TRY IT: Print back every record below, exactly as it stands.

(Source records)
-- Opening Marker --
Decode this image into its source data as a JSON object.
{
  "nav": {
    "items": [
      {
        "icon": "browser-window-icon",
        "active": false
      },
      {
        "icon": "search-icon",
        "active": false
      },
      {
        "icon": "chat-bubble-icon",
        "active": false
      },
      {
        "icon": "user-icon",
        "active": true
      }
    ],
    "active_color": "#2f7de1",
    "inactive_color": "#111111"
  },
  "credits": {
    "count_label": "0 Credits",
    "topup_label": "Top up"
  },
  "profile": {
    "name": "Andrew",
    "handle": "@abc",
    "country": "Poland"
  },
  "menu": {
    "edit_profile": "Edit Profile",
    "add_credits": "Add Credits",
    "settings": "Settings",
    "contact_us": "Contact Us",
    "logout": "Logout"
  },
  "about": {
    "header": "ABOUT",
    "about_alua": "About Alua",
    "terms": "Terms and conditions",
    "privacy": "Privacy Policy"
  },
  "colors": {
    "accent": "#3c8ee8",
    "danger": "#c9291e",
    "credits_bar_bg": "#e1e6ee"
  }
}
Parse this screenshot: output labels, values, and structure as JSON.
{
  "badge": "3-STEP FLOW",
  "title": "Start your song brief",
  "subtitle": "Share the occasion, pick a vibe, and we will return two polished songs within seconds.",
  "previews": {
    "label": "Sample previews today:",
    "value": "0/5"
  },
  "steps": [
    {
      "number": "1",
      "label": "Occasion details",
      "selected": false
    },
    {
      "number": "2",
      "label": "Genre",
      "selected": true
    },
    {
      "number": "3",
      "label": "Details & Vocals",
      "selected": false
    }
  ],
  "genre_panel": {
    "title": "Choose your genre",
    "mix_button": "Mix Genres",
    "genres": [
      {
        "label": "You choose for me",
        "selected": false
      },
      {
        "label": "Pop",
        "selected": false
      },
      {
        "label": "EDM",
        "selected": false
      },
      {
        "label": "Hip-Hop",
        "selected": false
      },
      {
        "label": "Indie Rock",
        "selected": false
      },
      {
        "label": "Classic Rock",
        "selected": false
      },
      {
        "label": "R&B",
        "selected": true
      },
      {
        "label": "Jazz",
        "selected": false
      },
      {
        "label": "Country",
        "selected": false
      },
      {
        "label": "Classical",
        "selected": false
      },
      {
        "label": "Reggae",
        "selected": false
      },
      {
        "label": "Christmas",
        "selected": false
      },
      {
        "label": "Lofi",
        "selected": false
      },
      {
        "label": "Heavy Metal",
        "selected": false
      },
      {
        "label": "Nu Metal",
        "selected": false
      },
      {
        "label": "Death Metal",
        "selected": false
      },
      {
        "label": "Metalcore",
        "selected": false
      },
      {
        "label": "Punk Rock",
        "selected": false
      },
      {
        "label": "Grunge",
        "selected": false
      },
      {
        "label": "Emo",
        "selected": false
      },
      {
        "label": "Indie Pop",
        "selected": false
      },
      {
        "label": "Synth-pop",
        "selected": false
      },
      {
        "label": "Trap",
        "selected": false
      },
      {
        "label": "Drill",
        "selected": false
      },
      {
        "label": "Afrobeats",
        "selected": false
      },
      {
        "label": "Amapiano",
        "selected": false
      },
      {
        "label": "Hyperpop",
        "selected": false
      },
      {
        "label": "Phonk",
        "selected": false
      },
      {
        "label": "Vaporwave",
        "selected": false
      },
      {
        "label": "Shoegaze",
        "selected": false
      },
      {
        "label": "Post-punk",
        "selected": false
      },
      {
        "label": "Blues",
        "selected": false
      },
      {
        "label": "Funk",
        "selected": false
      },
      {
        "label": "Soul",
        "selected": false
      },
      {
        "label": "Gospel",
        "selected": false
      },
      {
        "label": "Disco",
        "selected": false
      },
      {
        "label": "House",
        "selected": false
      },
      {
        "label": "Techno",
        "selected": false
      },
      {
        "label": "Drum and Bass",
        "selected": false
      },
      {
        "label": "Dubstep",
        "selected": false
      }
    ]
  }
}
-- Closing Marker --
REPLY:
Decode this image into its source data as a JSON object.
{
  "nav": {
    "items": [
      {
        "icon": "browser-window-icon",
        "active": false
      },
      {
        "icon": "search-icon",
        "active": false
      },
      {
        "icon": "chat-bubble-icon",
        "active": false
      },
      {
        "icon": "user-icon",
        "active": true
      }
    ],
    "active_color": "#2f7de1",
    "inactive_color": "#111111"
  },
  "credits": {
    "count_label": "0 Credits",
    "topup_label": "Top up"
  },
  "profile": {
    "name": "Andrew",
    "handle": "@abc",
    "country": "Poland"
  },
  "menu": {
    "edit_profile": "Edit Profile",
    "add_credits": "Add Credits",
    "settings": "Settings",
    "contact_us": "Contact Us",
    "logout": "Logout"
  },
  "about": {
    "header": "ABOUT",
    "about_alua": "About Alua",
    "terms": "Terms and conditions",
    "privacy": "Privacy Policy"
  },
  "colors": {
    "accent": "#3c8ee8",
    "danger": "#c9291e",
    "credits_bar_bg": "#e1e6ee"
  }
}
Parse this screenshot: output labels, values, and structure as JSON.
{
  "badge": "3-STEP FLOW",
  "title": "Start your song brief",
  "subtitle": "Share the occasion, pick a vibe, and we will return two polished songs within seconds.",
  "previews": {
    "label": "Sample previews today:",
    "value": "0/5"
  },
  "steps": [
    {
      "number": "1",
      "label": "Occasion details",
      "selected": false
    },
    {
      "number": "2",
      "label": "Genre",
      "selected": true
    },
    {
      "number": "3",
      "label": "Details & Vocals",
      "selected": false
    }
  ],
  "genre_panel": {
    "title": "Choose your genre",
    "mix_button": "Mix Genres",
    "genres": [
      {
        "label": "You choose for me",
        "selected": false
      },
      {
        "label": "Pop",
        "selected": false
      },
      {
        "label": "EDM",
        "selected": false
      },
      {
        "label": "Hip-Hop",
        "selected": false
      },
      {
        "label": "Indie Rock",
        "selected": false
      },
      {
        "label": "Classic Rock",
        "selected": false
      },
      {
        "label": "R&B",
        "selected": true
      },
      {
        "label": "Jazz",
        "selected": false
      },
      {
        "label": "Country",
        "selected": false
      },
      {
        "label": "Classical",
        "selected": false
      },
      {
        "label": "Reggae",
        "selected": false
      },
      {
        "label": "Christmas",
        "selected": false
      },
      {
        "label": "Lofi",
        "selected": false
      },
      {
        "label": "Heavy Metal",
        "selected": false
      },
      {
        "label": "Nu Metal",
        "selected": false
      },
      {
        "label": "Death Metal",
        "selected": false
      },
      {
        "label": "Metalcore",
        "selected": false
      },
      {
        "label": "Punk Rock",
        "selected": false
      },
      {
        "label": "Grunge",
        "selected": false
      },
      {
        "label": "Emo",
        "selected": false
      },
      {
        "label": "Indie Pop",
        "selected": false
      },
      {
        "label": "Synth-pop",
        "selected": false
      },
      {
        "label": "Trap",
        "selected": false
      },
      {
        "label": "Drill",
        "selected": false
      },
      {
        "label": "Afrobeats",
        "selected": false
      },
      {
        "label": "Amapiano",
        "selected": false
      },
      {
        "label": "Hyperpop",
        "selected": false
      },
      {
        "label": "Phonk",
        "selected": false
      },
      {
        "label": "Vaporwave",
        "selected": false
      },
      {
        "label": "Shoegaze",
        "selected": false
      },
      {
        "label": "Post-punk",
        "selected": false
      },
      {
        "label": "Blues",
        "selected": false
      },
      {
        "label": "Funk",
        "selected": false
      },
      {
        "label": "Soul",
        "selected": false
      },
      {
        "label": "Gospel",
        "selected": false
      },
      {
        "label": "Disco",
        "selected": false
      },
      {
        "label": "House",
        "selected": false
      },
      {
        "label": "Techno",
        "selected": false
      },
      {
        "label": "Drum and Bass",
        "selected": false
      },
      {
        "label": "Dubstep",
        "selected": false
      }
    ]
  }
}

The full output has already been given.